Today (16 January 2017) is dubbed 'Blue Monday', the day when the dark dreariness of the post-Christmas and New Year period begins to take its toll. Weather conditions, the realisation of post-Christmas debts and the inevitable sluggishness after the over-indulgence of the festive season, combine to make the middle of January very difficult.
This combination of factors can leave people feeling depressed and anxious about their situation in life. For most this anxiety will quickly pass, but others can move from anxiety, to depression and more serious mental health issues.
We're rightly encouraged to talk about our feelings when we're experiencing difficulty.
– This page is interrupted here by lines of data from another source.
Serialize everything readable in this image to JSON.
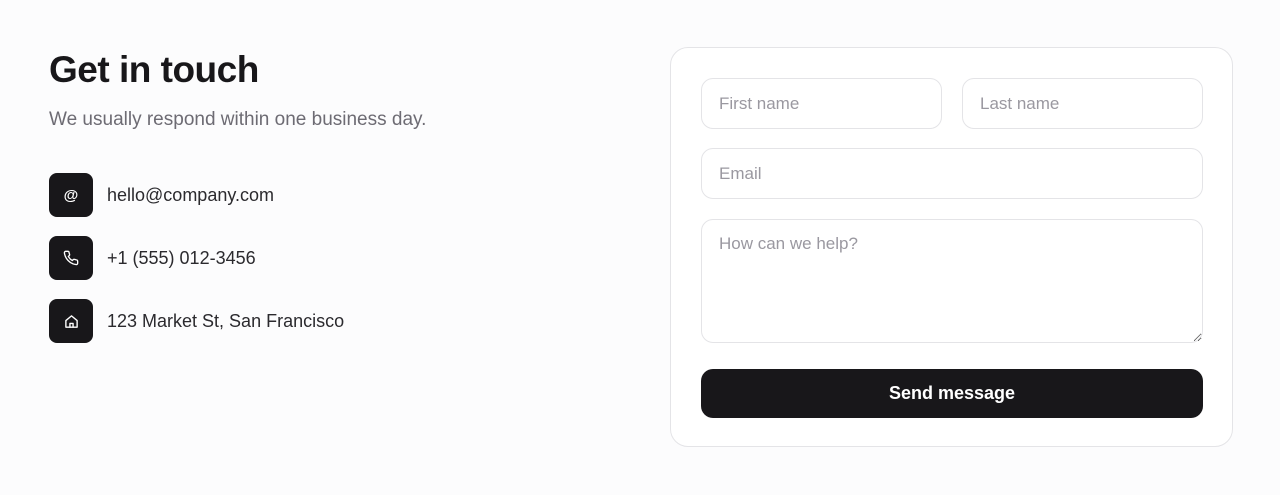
{
  "header": {
    "title": "Get in touch",
    "subtitle": "We usually respond within one business day."
  },
  "contacts": [
    {
      "icon": "at-icon",
      "glyph": "@",
      "text": "hello@company.com"
    },
    {
      "icon": "phone-icon",
      "text": "+1 (555) 012-3456"
    },
    {
      "icon": "home-icon",
      "text": "123 Market St, San Francisco"
    }
  ],
  "form": {
    "first_name": {
      "placeholder": "First name",
      "value": ""
    },
    "last_name": {
      "placeholder": "Last name",
      "value": ""
    },
    "email": {
      "placeholder": "Email",
      "value": ""
    },
    "message": {
      "placeholder": "How can we help?",
      "value": ""
    },
    "submit_label": "Send message"
  },
  "colors": {
    "accent": "#18171a",
    "muted_text": "#6d6b73",
    "border": "#e4e4e7",
    "background": "#fcfcfd"
  }
}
It can often be the first step to dealing with whatever the problem is and preventing it from escalating. However, for talking to be effective we need someone to listen. So why don't we make this year's Blue Monday a day of listening?
Effective listening can be really helpful to other people. It's about focusing on the other person. It's not about offering advice on what to do - but actively listening to what they're saying. Not just hearing the words, but taking in what the words mean for that person; helping them to reflect and understand what the key issues are. It's helpful to remind ourselves about the importance of open questions - sometimes called 5WH - who, what, where, when, why and how. For example: "how do you feel?", "what would you like to do?", or "how can I help you?".
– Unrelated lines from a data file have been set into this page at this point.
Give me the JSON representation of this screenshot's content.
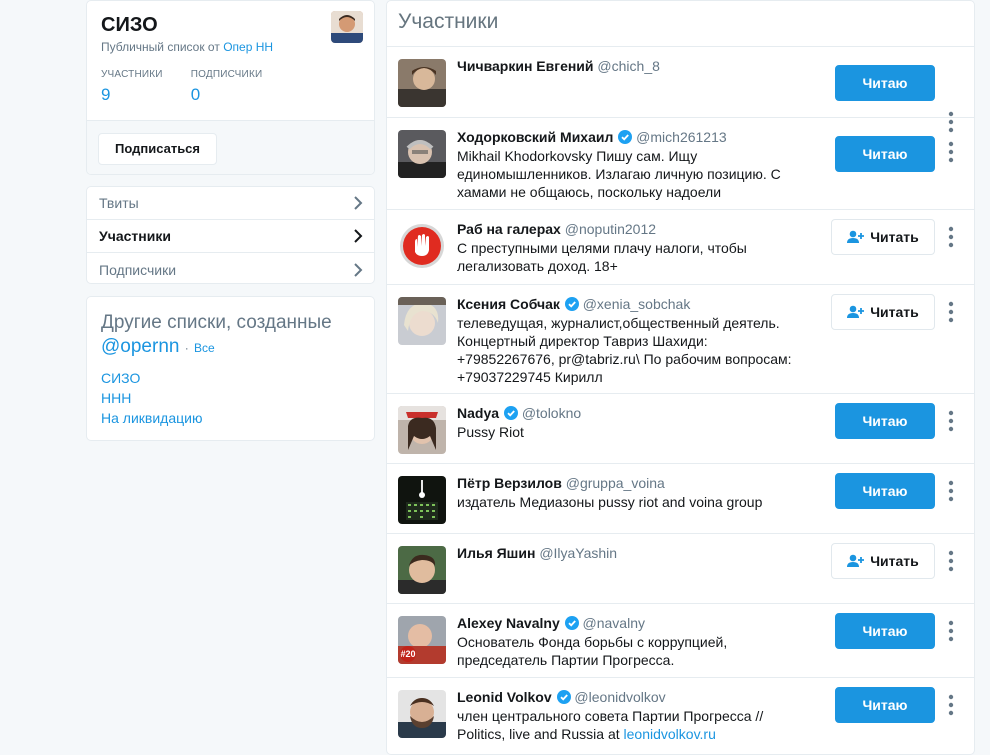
{
  "list": {
    "title": "СИЗО",
    "owner_prefix": "Публичный список от",
    "owner_name": "Опер НН",
    "members_label": "УЧАСТНИКИ",
    "members_count": "9",
    "subscribers_label": "ПОДПИСЧИКИ",
    "subscribers_count": "0",
    "subscribe_button": "Подписаться"
  },
  "nav": [
    {
      "label": "Твиты"
    },
    {
      "label": "Участники"
    },
    {
      "label": "Подписчики"
    }
  ],
  "other_lists": {
    "title": "Другие списки, созданные",
    "handle": "@opernn",
    "separator": "·",
    "all_link": "Все",
    "items": [
      "СИЗО",
      "ННН",
      "На ликвидацию"
    ]
  },
  "members_title": "Участники",
  "members": [
    {
      "name": "Чичваркин Евгений",
      "handle": "@chich_8",
      "verified": false,
      "bio": "",
      "button": "Читаю",
      "following": true
    },
    {
      "name": "Ходорковский Михаил",
      "handle": "@mich261213",
      "verified": true,
      "bio": "Mikhail Khodorkovsky Пишу сам. Ищу единомышленников. Излагаю личную позицию. С хамами не общаюсь, поскольку надоели",
      "button": "Читаю",
      "following": true
    },
    {
      "name": "Раб на галерах",
      "handle": "@noputin2012",
      "verified": false,
      "bio": "С преступными целями плачу налоги, чтобы легализовать доход. 18+",
      "button": "Читать",
      "following": false
    },
    {
      "name": "Ксения Собчак",
      "handle": "@xenia_sobchak",
      "verified": true,
      "bio": "телеведущая, журналист,общественный деятель. Концертный директор Тавриз Шахиди: +79852267676, pr@tabriz.ru\\ По рабочим вопросам: +79037229745 Кирилл",
      "button": "Читать",
      "following": false
    },
    {
      "name": "Nadya",
      "handle": "@tolokno",
      "verified": true,
      "bio": "Pussy Riot",
      "button": "Читаю",
      "following": true
    },
    {
      "name": "Пётр Верзилов",
      "handle": "@gruppa_voina",
      "verified": false,
      "bio": "издатель Медиазоны pussy riot and voina group",
      "button": "Читаю",
      "following": true
    },
    {
      "name": "Илья Яшин",
      "handle": "@IlyaYashin",
      "verified": false,
      "bio": "",
      "button": "Читать",
      "following": false
    },
    {
      "name": "Alexey Navalny",
      "handle": "@navalny",
      "verified": true,
      "bio": "Основатель Фонда борьбы с коррупцией, председатель Партии Прогресса.",
      "button": "Читаю",
      "following": true
    },
    {
      "name": "Leonid Volkov",
      "handle": "@leonidvolkov",
      "verified": true,
      "bio": "член центрального совета Партии Прогресса // Politics, live and Russia at",
      "bio_link": "leonidvolkov.ru",
      "button": "Читаю",
      "following": true
    }
  ],
  "colors": {
    "accent": "#1b95e0",
    "verified": "#1da1f2"
  }
}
Taking time out to give a friend or colleague your undivided attention, even for just 15 minutes, can make all the difference. When I was Principal at Hackney Community College, we used to hold a college event on World Mental Health Day where we encouraged students and staff to take time out just to listen to other people.
The number of students suffering from mental ill-health is increasing, according to an Association of Colleges survey. NHS specialist mental health services for both young people and adults are already stretched. I wonder what difference we could make in preventing the escalation of mental health issues, if we just listened to that person sooner rather than later? If that person felt, right at the moment they started to suffer, that someone would listen to them with all the necessary focus, would they seek help before the situation got out of hand?
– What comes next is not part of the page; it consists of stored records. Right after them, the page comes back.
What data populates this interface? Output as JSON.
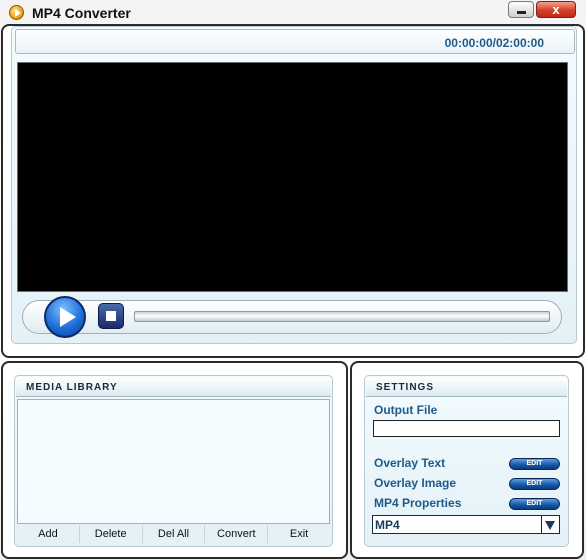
{
  "window": {
    "title": "MP4 Converter",
    "close_label": "x"
  },
  "player": {
    "timecode": "00:00:00/02:00:00"
  },
  "media_library": {
    "header": "MEDIA LIBRARY",
    "buttons": [
      "Add",
      "Delete",
      "Del All",
      "Convert",
      "Exit"
    ]
  },
  "settings": {
    "header": "SETTINGS",
    "output_file_label": "Output File",
    "output_file_value": "",
    "overlay_text_label": "Overlay Text",
    "overlay_image_label": "Overlay Image",
    "mp4_properties_label": "MP4 Properties",
    "edit_label": "EDIT",
    "format_value": "MP4"
  }
}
Listening skills are vital in life, but it's very easy to fall out of practise in using them. We're all bombarded with information, distracted by news and our own concerns. People frequently find themselves not really paying attention to the person with whom we're supposed to be in conversation. How often do you find yourself checking your emails or looking at social media when you're out with friends? With your attention focused away from that friend, are you missing the point they're trying to make? Is that friend trying to communicate something that is vital to them and you're not hearing?
Instead of allowing Blue Monday to epitomise doom and gloom, let's take ownership of the 'most depressing day of the year' and make it the day we pledge to give our friends, family and work colleagues 15 minutes of our undivided attention to really listen to them. So switch off the TV, close down social media and put down your smartphone. Focus on the person in front of you and by doing this, a friend could go from Blue Monday to feeling in the pink.Suggest a correction